Some would say reading is a lonely activity. When you read, you erect a social barrier around yourself, effectively shutting everyone else out. Reading is selfish because you can’t share it with anyone, and no one really benefits from the act whilst you’re reading.
But how is it lonely when you get to know a character from the inside out? You get to be in Paris one moment and at the bottom of Tartarus next.
You see, I love reading. My list of priorities is as follows – family, friends, reading, eating, studies, boyfriends, sleep.
Despite the strong (almost bordering on obsessive) love for reading, I don’t read books of every genre. My first love will always be science fiction and fantasy (you know, the ones with dragons and elves and magic.
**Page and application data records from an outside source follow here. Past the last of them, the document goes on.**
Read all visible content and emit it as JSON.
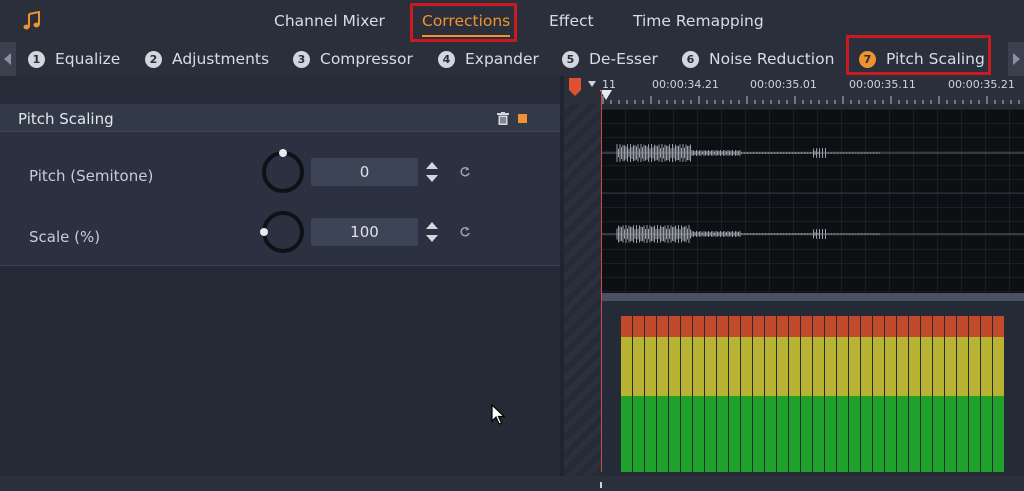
{
  "top_tabs": [
    {
      "label": "Channel Mixer",
      "active": false
    },
    {
      "label": "Corrections",
      "active": true
    },
    {
      "label": "Effect",
      "active": false
    },
    {
      "label": "Time Remapping",
      "active": false
    }
  ],
  "sub_tabs": [
    {
      "number": "1",
      "label": "Equalize"
    },
    {
      "number": "2",
      "label": "Adjustments"
    },
    {
      "number": "3",
      "label": "Compressor"
    },
    {
      "number": "4",
      "label": "Expander"
    },
    {
      "number": "5",
      "label": "De-Esser"
    },
    {
      "number": "6",
      "label": "Noise Reduction"
    },
    {
      "number": "7",
      "label": "Pitch Scaling",
      "active": true
    }
  ],
  "section": {
    "title": "Pitch Scaling"
  },
  "params": [
    {
      "label": "Pitch (Semitone)",
      "value": "0"
    },
    {
      "label": "Scale (%)",
      "value": "100"
    }
  ],
  "timeline": {
    "ruler_labels": [
      "11",
      "00:00:34.21",
      "00:00:35.01",
      "00:00:35.11",
      "00:00:35.21"
    ]
  },
  "colors": {
    "accent": "#f0922e",
    "highlight_box": "#c81a1f",
    "meter_green": "#1fa12b",
    "meter_yellow": "#b9b334",
    "meter_red": "#c24a2c"
  },
  "icons": {
    "app": "music-note-icon",
    "delete": "trash-icon",
    "reset": "reset-icon"
  }
}
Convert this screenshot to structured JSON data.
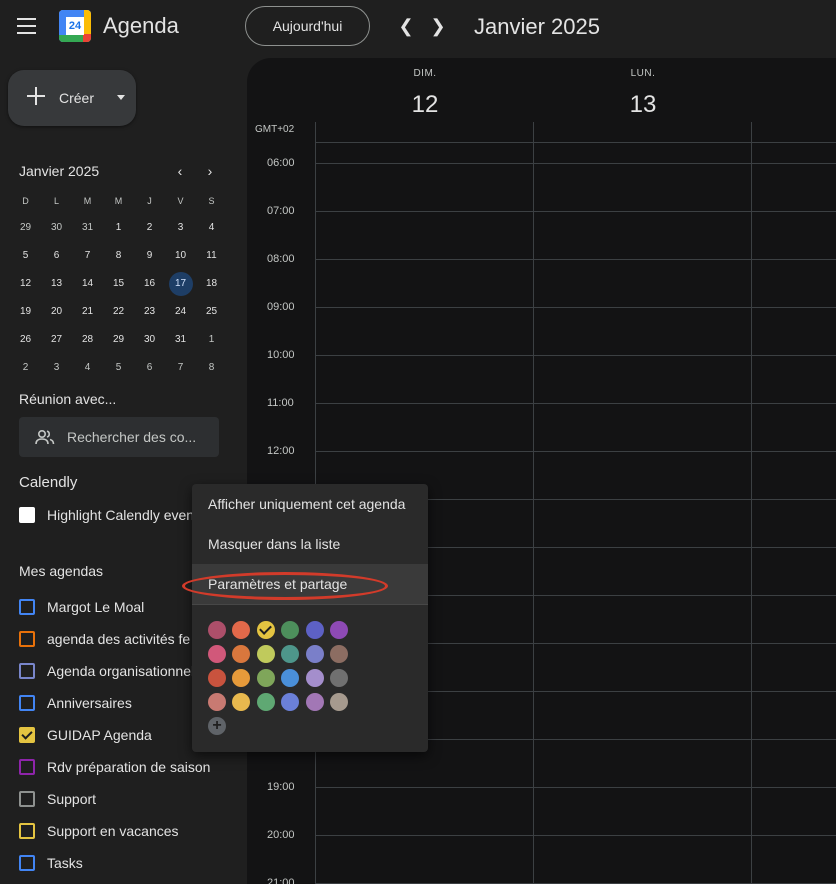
{
  "header": {
    "app_title": "Agenda",
    "logo_text": "24",
    "today_label": "Aujourd'hui",
    "prev_icon": "chevron-left-icon",
    "next_icon": "chevron-right-icon",
    "month_title": "Janvier 2025"
  },
  "sidebar": {
    "create_label": "Créer",
    "mini_calendar": {
      "title": "Janvier 2025",
      "weekdays": [
        "D",
        "L",
        "M",
        "M",
        "J",
        "V",
        "S"
      ],
      "weeks": [
        [
          "29",
          "30",
          "31",
          "1",
          "2",
          "3",
          "4"
        ],
        [
          "5",
          "6",
          "7",
          "8",
          "9",
          "10",
          "11"
        ],
        [
          "12",
          "13",
          "14",
          "15",
          "16",
          "17",
          "18"
        ],
        [
          "19",
          "20",
          "21",
          "22",
          "23",
          "24",
          "25"
        ],
        [
          "26",
          "27",
          "28",
          "29",
          "30",
          "31",
          "1"
        ],
        [
          "2",
          "3",
          "4",
          "5",
          "6",
          "7",
          "8"
        ]
      ],
      "today": "17"
    },
    "meet_title": "Réunion avec...",
    "people_search_placeholder": "Rechercher des co...",
    "calendly_title": "Calendly",
    "calendly_item": "Highlight Calendly events",
    "my_calendars_title": "Mes agendas",
    "my_calendars": [
      {
        "name": "Margot Le Moal",
        "color": "#4285f4",
        "checked": false
      },
      {
        "name": "agenda des activités fe",
        "color": "#e8710a",
        "checked": false
      },
      {
        "name": "Agenda organisationnel",
        "color": "#7986cb",
        "checked": false
      },
      {
        "name": "Anniversaires",
        "color": "#4285f4",
        "checked": false
      },
      {
        "name": "GUIDAP Agenda",
        "color": "#e4c441",
        "checked": true
      },
      {
        "name": "Rdv préparation de saison",
        "color": "#8e24aa",
        "checked": false
      },
      {
        "name": "Support",
        "color": "#8e918f",
        "checked": false
      },
      {
        "name": "Support en vacances",
        "color": "#e4c441",
        "checked": false
      },
      {
        "name": "Tasks",
        "color": "#4285f4",
        "checked": false
      }
    ]
  },
  "main": {
    "days": [
      {
        "dow": "DIM.",
        "num": "12"
      },
      {
        "dow": "LUN.",
        "num": "13"
      }
    ],
    "timezone": "GMT+02",
    "hours": [
      "06:00",
      "07:00",
      "08:00",
      "09:00",
      "10:00",
      "11:00",
      "12:00",
      "",
      "",
      "",
      "",
      "",
      "",
      "19:00",
      "20:00",
      "21:00"
    ]
  },
  "context_menu": {
    "items": [
      "Afficher uniquement cet agenda",
      "Masquer dans la liste",
      "Paramètres et partage"
    ],
    "colors": [
      [
        "#ad4f6a",
        "#e2694a",
        "#e4c441",
        "#4d8f5c",
        "#5d61c5",
        "#8e4ab5"
      ],
      [
        "#d1587a",
        "#d9773d",
        "#c0ca5c",
        "#4e968b",
        "#7a7fc9",
        "#8c6d62"
      ],
      [
        "#c9533e",
        "#e69a3a",
        "#7fa65a",
        "#4a8fd9",
        "#a48ecc",
        "#707070"
      ],
      [
        "#c87a72",
        "#e8b94e",
        "#5fa873",
        "#6b80d8",
        "#a277b5",
        "#a69a8e"
      ]
    ],
    "selected_color": "#e4c441",
    "add_color_label": "+"
  }
}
Lots of magic). Though I can’t stand non-fiction, I read books on the Holocaust and crime stories. I delved in horror in the form of Stephen King and read The Exorcist, all out of curiosity. Couldn’t sleep for two weeks without getting nightmares. Stupid curiosity. I read Jodi Picoult and her family/legal dramas and I occasionally have contemporary romance because my life seems to be lacking in that.
But why reading? Why choose to sit at home, curled up under sheets (or eating something, or both) reading when one can go outside pick up a sport (eugh) or some form of a more “rewarding” hobby? Why strain your eyes reading point 10 fonts when you can strain your eyes watching television?
I guess there’s something about the bookstores, which draws you in every single time you walk by. Perhaps it’s the rows after rows of perfectly organized books and being able to run your hands over the glossy covers. Perhaps it’s the friendly bookkeeper who seems to know where every book is and pinpoints that one book you’ve been looking for the past half an hour.
Perhaps it’s the book themselves. How can I put into words the satisfaction one gets from hearing the sound of a freshly cracked spine (of a book), and the smell of aged (and new) manuscripts, the pleasure of peeling off the price tag and that plastic wrap.
The fluttering of pages, the choosing of the (right?) bookmark that will accompany this particular read. The first words, the painting of pictures in your mind as the author narrates in your head. The joy you share with the protagonist, the mourning of his/her losses.
The mental note to read one chapter only to realize that it’s 3 am in the morning and you have class in a few hours. The (almost) grief that comes when you are on your last chapter. The satisfaction of devouring yet another good story.
I don’t think my words do it justice.
You’ll just have to read to find out.